## Task statement:
Return, from the data that follows, each line that holds the word "Hasta".

**** Working data

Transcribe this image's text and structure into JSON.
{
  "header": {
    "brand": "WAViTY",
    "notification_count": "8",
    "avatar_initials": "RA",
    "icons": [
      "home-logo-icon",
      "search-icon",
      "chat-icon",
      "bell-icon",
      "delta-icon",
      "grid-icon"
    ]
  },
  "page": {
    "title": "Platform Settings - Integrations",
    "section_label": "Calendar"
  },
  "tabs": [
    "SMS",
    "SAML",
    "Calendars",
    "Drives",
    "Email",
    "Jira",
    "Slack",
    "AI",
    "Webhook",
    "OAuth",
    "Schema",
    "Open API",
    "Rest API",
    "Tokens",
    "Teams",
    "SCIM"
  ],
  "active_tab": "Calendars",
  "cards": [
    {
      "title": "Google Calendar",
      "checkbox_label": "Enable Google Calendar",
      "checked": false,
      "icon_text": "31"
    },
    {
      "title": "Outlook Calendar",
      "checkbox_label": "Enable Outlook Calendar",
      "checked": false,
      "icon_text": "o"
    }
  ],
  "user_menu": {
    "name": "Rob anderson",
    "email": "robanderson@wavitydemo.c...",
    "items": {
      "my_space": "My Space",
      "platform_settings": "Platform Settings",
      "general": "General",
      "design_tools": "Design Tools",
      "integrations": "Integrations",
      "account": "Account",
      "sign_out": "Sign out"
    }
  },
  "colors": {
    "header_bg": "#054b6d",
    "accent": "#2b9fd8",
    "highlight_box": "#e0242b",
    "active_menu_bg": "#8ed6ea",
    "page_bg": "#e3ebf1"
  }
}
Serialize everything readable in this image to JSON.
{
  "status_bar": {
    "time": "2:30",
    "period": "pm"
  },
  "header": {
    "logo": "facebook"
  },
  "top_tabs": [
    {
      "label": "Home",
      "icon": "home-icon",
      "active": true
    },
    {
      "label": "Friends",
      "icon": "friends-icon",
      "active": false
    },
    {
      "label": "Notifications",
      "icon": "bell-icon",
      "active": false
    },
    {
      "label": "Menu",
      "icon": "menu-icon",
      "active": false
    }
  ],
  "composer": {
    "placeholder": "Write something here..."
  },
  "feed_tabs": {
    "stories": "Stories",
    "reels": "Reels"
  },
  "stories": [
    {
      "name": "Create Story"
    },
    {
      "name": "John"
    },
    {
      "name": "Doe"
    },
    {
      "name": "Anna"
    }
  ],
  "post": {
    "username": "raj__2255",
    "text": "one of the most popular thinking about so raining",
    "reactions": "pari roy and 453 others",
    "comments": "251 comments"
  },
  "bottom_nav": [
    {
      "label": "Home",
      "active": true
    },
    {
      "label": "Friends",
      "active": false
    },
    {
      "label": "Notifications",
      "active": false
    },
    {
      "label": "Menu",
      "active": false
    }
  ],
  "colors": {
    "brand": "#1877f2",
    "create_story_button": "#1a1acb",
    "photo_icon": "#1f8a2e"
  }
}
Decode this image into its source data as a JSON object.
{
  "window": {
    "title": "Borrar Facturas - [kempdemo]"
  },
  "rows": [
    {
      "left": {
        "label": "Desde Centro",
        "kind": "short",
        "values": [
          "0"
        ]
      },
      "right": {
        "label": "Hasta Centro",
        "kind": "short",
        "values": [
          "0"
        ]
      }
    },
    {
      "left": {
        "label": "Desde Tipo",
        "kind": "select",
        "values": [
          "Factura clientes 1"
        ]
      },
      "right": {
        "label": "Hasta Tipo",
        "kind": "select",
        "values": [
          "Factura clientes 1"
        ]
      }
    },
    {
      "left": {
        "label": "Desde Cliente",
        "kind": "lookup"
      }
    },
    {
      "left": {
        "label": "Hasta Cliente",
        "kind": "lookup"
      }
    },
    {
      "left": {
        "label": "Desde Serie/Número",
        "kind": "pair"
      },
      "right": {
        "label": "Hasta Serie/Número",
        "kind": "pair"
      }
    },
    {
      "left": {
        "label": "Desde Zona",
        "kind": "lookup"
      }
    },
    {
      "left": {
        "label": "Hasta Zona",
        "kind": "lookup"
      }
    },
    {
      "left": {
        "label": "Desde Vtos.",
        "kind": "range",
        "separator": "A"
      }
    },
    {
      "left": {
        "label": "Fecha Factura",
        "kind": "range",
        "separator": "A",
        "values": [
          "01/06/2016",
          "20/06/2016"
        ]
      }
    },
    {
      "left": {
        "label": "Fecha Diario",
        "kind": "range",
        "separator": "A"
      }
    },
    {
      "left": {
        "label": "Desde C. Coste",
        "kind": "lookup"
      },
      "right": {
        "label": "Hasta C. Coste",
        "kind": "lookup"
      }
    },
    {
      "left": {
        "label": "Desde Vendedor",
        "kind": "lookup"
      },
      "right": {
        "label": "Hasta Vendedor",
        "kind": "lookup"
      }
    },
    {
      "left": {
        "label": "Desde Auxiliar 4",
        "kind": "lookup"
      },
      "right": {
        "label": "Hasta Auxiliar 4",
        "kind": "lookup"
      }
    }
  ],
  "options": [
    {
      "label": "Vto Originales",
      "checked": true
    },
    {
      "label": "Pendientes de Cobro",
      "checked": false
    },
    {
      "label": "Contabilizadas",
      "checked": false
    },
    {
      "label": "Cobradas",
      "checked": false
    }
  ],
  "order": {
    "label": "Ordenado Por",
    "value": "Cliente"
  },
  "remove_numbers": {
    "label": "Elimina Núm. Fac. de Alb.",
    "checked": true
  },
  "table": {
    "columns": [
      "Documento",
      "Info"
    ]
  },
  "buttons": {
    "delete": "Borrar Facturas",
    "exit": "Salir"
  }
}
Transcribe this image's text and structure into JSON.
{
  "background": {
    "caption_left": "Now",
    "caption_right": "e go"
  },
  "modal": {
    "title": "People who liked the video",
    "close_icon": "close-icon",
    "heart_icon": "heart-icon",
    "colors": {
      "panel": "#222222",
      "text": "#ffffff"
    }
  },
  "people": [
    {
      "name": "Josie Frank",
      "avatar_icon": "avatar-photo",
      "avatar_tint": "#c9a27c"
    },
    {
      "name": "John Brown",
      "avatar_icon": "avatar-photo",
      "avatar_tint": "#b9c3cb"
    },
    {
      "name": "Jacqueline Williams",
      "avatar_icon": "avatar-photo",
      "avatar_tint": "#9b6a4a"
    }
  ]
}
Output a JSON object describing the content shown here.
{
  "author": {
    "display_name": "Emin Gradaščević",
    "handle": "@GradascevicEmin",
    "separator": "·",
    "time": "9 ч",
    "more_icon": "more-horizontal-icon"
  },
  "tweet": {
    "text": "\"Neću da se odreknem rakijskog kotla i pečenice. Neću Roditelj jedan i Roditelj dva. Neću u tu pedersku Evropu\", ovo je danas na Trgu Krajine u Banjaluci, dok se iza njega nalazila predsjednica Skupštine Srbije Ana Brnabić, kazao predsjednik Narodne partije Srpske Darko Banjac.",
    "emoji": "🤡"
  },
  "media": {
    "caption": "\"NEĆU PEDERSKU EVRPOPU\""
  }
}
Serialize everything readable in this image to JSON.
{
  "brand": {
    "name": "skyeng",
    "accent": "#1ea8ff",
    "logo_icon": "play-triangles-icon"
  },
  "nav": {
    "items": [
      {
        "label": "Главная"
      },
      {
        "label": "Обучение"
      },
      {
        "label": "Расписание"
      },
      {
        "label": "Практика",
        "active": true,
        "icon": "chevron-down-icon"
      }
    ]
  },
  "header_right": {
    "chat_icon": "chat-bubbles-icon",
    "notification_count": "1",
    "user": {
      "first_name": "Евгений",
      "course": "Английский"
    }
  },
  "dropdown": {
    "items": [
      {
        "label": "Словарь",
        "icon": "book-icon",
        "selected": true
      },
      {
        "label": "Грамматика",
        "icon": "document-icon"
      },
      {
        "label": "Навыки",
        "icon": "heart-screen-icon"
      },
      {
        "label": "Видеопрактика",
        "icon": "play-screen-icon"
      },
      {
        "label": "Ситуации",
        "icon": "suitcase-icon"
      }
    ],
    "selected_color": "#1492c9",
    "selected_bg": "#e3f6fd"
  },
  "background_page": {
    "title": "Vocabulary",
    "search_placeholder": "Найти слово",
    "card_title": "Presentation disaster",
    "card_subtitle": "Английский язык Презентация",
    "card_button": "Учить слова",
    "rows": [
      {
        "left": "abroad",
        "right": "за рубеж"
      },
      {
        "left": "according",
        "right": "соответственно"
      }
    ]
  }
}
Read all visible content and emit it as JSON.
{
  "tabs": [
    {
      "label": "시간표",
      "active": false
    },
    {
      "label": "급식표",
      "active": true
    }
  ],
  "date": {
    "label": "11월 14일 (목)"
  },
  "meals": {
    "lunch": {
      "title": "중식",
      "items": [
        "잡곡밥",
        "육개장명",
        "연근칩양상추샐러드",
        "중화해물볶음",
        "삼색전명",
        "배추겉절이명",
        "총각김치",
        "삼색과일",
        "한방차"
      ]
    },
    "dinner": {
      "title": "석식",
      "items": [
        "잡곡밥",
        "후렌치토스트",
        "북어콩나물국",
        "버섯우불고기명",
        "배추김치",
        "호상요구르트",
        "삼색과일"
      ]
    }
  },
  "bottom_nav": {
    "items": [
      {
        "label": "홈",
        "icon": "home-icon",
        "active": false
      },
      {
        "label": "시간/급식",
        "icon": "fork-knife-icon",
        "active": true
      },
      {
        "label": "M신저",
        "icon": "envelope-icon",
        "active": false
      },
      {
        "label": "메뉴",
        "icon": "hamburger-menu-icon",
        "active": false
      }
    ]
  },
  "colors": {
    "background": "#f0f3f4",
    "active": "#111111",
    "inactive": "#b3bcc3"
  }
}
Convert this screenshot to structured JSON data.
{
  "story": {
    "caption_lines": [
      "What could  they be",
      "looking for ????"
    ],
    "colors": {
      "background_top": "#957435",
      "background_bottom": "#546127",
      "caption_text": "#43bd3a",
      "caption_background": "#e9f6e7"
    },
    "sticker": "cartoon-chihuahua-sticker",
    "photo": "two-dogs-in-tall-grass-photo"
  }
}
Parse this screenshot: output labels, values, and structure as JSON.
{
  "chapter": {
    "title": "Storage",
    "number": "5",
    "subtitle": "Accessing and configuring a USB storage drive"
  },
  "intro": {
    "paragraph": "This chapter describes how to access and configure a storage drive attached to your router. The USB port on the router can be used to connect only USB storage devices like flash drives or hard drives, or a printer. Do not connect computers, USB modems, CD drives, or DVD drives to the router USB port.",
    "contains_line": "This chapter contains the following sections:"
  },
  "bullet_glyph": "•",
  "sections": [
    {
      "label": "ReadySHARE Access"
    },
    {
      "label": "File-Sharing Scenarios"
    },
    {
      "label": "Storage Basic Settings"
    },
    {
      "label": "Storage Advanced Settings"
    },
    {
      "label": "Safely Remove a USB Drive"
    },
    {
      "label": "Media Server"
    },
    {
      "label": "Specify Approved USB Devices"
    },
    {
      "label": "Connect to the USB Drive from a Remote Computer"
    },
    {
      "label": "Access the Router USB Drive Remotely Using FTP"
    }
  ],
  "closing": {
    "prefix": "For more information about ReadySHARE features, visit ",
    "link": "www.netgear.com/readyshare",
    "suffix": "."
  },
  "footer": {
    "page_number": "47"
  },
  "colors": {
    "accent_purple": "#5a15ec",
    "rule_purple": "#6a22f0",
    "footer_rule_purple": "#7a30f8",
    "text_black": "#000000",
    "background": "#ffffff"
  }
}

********

## Exercise output:
        "label": "Hasta Centro",
        "label": "Hasta Tipo",
        "label": "Hasta Cliente",
        "label": "Hasta Serie/Número",
        "label": "Hasta Zona",
        "label": "Hasta C. Coste",
        "label": "Hasta Vendedor",
        "label": "Hasta Auxiliar 4",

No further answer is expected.